The result should be every line that contains the word "true", taken from the material.

- **Excerpted records**
------
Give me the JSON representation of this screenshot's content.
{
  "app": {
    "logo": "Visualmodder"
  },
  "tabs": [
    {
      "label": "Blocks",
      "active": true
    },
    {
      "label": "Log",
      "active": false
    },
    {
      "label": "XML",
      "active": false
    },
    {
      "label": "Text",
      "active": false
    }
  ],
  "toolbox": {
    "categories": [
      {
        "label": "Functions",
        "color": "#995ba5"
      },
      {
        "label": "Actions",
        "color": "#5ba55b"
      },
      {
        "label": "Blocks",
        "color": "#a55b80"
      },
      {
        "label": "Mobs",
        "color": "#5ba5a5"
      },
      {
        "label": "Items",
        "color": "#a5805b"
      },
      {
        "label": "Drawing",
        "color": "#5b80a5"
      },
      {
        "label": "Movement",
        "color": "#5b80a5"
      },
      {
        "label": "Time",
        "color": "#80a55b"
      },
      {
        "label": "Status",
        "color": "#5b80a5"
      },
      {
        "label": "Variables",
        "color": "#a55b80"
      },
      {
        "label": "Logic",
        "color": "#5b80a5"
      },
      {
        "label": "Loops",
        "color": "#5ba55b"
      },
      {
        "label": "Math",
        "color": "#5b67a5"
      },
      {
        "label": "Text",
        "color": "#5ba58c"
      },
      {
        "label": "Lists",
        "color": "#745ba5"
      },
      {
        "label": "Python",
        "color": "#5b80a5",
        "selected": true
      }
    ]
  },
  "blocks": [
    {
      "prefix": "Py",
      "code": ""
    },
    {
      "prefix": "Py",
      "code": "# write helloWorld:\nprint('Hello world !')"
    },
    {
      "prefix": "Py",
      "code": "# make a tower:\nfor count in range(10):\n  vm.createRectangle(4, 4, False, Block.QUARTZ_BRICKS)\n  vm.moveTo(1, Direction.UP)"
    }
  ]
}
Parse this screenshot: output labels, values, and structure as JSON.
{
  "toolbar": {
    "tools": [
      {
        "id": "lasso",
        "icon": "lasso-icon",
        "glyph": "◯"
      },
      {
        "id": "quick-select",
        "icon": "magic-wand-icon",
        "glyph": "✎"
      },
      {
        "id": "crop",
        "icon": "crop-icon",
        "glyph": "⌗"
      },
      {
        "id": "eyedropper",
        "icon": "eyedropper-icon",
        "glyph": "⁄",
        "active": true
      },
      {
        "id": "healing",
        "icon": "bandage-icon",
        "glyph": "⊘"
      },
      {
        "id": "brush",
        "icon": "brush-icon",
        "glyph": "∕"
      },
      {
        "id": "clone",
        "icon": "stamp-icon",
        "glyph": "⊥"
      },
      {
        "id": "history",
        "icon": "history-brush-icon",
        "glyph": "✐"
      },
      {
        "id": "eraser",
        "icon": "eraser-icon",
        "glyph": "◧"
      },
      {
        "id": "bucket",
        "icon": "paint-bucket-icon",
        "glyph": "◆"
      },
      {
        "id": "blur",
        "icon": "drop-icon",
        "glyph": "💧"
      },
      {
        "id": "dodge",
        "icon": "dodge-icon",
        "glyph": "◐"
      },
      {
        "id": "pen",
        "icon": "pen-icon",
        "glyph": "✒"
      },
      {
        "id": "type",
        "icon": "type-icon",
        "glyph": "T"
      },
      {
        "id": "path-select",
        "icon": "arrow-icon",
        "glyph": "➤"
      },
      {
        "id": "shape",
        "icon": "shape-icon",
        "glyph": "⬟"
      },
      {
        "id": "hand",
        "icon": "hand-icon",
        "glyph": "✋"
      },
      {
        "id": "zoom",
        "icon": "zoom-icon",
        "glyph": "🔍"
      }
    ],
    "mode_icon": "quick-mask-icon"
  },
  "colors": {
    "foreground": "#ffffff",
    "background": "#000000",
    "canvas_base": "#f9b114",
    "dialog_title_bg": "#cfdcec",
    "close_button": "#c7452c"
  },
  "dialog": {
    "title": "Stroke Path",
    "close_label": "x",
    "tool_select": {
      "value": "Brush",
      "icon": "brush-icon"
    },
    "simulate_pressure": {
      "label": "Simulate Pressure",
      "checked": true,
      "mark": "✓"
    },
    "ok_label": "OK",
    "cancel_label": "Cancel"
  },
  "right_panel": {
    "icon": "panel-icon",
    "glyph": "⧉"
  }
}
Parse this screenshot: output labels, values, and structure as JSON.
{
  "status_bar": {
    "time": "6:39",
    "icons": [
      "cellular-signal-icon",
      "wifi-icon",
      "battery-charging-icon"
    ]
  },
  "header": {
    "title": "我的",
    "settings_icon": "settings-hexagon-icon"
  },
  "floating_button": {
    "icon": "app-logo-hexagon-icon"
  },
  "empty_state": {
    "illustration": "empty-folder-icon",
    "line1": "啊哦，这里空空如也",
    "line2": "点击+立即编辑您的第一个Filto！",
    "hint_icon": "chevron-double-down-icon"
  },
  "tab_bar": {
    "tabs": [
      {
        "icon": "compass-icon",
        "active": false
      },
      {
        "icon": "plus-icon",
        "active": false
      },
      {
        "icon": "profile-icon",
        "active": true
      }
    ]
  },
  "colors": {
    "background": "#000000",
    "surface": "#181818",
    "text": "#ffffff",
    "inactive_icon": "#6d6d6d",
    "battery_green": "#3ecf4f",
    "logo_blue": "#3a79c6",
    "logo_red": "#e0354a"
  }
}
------
- **Written solution**
      "active": true
        "selected": true
        "active": true
      "checked": true,
        "active": true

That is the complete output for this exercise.